Exercise:
In the entries below, find every line with "public" and copy it.

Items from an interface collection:
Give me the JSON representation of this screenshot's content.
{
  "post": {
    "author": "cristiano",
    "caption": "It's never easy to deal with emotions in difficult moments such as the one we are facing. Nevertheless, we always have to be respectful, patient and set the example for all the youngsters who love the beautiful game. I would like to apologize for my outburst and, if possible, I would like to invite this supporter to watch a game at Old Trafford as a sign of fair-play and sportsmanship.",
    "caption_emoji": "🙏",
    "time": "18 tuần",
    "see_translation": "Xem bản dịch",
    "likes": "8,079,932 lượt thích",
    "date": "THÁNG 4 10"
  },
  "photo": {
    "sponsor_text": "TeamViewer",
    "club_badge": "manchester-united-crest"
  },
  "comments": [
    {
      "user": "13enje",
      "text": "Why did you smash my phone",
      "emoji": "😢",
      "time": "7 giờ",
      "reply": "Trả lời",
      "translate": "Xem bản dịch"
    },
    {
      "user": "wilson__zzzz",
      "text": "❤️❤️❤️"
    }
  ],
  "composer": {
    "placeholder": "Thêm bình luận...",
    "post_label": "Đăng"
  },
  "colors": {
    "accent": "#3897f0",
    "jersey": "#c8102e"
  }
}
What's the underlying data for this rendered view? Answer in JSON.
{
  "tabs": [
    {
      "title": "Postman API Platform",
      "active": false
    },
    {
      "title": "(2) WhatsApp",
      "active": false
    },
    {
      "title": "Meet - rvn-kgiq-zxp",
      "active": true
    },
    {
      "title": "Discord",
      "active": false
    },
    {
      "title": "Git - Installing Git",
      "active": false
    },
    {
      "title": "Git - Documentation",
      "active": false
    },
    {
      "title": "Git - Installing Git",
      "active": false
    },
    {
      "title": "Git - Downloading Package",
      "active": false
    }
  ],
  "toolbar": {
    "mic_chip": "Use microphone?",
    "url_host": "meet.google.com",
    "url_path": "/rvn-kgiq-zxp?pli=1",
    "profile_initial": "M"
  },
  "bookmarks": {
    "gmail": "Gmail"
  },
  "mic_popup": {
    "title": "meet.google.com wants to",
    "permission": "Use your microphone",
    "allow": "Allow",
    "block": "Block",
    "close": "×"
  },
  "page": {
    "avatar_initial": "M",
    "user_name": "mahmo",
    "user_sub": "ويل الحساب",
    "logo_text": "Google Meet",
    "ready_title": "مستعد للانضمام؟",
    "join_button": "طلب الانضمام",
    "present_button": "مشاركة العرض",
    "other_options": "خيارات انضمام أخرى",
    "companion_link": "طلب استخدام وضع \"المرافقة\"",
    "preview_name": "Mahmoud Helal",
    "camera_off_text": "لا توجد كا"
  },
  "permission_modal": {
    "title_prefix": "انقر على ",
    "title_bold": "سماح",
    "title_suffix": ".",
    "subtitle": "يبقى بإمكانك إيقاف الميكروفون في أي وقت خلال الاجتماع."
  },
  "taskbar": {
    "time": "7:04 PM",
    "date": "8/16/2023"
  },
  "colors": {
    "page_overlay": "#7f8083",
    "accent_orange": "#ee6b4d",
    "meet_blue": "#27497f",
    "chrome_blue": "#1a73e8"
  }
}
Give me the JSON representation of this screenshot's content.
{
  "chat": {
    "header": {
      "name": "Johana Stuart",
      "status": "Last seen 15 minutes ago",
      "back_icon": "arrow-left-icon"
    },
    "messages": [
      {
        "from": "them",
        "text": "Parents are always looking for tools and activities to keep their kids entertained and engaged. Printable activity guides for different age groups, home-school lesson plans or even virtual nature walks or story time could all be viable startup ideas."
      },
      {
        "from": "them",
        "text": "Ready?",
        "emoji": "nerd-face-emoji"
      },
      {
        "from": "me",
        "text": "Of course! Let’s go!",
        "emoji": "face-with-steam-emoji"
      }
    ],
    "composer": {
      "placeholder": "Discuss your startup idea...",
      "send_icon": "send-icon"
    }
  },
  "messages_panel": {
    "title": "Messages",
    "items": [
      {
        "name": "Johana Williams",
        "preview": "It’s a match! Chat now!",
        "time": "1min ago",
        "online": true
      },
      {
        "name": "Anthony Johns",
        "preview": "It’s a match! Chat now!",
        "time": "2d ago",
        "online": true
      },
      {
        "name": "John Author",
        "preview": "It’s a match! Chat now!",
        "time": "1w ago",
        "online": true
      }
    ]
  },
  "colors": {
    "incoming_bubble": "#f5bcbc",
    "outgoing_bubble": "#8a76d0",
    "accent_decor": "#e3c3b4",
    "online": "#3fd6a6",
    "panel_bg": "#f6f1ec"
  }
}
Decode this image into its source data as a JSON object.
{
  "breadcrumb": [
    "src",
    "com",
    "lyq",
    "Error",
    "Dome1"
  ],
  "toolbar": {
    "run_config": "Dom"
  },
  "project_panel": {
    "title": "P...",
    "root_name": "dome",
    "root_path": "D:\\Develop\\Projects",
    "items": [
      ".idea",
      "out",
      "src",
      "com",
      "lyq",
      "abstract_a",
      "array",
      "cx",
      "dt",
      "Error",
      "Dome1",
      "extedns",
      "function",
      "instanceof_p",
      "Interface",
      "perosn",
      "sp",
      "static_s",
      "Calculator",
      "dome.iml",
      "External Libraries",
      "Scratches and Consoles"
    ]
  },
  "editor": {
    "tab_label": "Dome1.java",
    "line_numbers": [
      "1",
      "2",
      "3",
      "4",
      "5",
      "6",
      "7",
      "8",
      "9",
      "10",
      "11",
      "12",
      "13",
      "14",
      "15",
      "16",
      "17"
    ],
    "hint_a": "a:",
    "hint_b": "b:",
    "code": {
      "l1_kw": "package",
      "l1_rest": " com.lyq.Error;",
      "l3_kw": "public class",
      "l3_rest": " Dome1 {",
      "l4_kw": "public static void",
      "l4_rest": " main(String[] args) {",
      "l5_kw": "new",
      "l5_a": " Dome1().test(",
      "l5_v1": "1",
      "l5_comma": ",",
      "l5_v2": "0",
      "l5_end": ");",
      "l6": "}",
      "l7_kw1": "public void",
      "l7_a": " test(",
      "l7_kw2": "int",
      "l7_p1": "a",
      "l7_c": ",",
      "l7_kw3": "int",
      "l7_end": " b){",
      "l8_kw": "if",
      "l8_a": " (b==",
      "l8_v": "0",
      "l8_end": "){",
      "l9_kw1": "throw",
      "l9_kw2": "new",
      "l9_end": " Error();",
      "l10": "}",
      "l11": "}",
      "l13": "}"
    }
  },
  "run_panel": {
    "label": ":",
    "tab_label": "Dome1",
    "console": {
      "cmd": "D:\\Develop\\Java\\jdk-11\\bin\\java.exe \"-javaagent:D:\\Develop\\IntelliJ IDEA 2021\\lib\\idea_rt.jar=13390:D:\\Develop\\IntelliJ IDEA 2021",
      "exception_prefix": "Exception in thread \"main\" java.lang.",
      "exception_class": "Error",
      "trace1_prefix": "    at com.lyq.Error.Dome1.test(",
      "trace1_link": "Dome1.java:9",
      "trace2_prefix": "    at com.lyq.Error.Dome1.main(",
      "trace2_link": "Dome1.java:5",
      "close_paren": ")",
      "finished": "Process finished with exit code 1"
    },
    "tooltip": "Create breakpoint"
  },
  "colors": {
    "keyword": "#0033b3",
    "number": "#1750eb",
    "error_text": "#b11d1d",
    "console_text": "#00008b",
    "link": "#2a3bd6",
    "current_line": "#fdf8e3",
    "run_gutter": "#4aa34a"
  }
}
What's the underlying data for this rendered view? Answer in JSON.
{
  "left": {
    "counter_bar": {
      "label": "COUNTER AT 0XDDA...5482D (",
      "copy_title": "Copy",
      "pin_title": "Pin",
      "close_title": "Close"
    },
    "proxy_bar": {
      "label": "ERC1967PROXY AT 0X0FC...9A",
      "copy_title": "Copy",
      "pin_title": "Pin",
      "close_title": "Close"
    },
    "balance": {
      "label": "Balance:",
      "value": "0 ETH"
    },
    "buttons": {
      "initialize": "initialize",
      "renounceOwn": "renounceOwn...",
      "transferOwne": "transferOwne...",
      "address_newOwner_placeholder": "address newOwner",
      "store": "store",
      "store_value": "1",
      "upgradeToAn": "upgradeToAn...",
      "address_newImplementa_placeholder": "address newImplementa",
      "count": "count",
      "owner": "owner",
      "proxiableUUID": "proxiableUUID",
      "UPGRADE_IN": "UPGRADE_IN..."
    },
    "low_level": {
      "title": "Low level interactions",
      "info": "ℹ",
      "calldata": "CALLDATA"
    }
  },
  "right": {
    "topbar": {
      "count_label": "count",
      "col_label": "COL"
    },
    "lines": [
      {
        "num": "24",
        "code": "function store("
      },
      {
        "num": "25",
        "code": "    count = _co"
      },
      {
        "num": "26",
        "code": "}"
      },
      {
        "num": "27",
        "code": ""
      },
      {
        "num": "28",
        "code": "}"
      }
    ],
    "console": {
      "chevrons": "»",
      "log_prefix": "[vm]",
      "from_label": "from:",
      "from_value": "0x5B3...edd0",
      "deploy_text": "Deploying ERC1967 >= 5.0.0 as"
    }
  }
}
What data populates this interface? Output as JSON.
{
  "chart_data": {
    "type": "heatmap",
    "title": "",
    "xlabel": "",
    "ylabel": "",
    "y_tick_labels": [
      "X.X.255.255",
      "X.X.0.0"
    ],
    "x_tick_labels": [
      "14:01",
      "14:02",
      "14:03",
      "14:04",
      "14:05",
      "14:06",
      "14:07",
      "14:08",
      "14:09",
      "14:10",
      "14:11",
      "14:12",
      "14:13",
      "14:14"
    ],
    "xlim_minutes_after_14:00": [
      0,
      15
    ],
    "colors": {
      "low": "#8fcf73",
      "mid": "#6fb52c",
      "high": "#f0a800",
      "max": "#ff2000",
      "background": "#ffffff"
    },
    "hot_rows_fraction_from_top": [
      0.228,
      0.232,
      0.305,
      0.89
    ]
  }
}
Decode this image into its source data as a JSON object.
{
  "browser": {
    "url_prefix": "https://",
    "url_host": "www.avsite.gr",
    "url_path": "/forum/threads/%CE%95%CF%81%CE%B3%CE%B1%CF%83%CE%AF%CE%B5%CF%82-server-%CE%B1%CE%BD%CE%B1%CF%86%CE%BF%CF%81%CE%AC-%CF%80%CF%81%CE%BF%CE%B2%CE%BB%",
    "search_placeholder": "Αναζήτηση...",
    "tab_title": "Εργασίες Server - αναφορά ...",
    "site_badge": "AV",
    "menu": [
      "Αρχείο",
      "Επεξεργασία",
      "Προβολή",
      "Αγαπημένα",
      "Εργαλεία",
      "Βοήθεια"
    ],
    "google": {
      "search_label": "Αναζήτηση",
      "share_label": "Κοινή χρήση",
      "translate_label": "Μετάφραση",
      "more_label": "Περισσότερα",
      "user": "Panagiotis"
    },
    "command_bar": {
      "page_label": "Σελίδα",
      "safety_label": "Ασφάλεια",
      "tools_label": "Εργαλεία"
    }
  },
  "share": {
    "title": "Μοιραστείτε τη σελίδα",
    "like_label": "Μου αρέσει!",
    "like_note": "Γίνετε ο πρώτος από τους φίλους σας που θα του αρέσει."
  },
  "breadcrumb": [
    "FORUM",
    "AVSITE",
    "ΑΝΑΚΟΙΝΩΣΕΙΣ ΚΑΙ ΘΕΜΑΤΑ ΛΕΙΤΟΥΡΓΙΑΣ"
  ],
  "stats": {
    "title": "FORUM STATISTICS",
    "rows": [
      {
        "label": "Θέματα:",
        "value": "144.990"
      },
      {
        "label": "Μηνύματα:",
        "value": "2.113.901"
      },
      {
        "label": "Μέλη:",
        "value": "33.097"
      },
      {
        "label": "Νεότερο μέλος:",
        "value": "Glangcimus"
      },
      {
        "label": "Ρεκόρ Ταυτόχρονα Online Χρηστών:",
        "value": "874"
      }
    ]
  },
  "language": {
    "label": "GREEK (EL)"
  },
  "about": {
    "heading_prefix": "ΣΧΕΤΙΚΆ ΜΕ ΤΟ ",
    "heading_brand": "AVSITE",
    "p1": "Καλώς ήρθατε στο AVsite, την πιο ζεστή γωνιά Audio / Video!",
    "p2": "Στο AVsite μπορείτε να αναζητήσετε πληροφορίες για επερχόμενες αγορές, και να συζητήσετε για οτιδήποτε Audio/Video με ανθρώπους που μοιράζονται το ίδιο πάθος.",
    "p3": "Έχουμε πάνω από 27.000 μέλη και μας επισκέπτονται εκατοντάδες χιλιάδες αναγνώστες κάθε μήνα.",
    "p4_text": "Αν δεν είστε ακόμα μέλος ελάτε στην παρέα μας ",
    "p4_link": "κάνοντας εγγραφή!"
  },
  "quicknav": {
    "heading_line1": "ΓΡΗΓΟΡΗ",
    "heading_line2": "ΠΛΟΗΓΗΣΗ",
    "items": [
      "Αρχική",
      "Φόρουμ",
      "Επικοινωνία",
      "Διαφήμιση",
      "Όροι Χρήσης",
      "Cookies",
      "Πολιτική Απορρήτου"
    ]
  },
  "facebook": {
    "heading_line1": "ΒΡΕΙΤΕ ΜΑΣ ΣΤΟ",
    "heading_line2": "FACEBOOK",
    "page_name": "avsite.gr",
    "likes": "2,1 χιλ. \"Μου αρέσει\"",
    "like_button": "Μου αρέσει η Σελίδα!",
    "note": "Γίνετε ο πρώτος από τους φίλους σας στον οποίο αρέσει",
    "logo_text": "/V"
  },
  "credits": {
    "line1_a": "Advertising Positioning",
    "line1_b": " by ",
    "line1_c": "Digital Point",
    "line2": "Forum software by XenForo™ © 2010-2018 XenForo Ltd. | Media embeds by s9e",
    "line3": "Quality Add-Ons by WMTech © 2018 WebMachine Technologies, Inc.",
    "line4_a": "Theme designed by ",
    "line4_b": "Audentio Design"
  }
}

Exercise solution:
      "l3_kw": "public class",
      "l4_kw": "public static void",
      "l7_kw1": "public void",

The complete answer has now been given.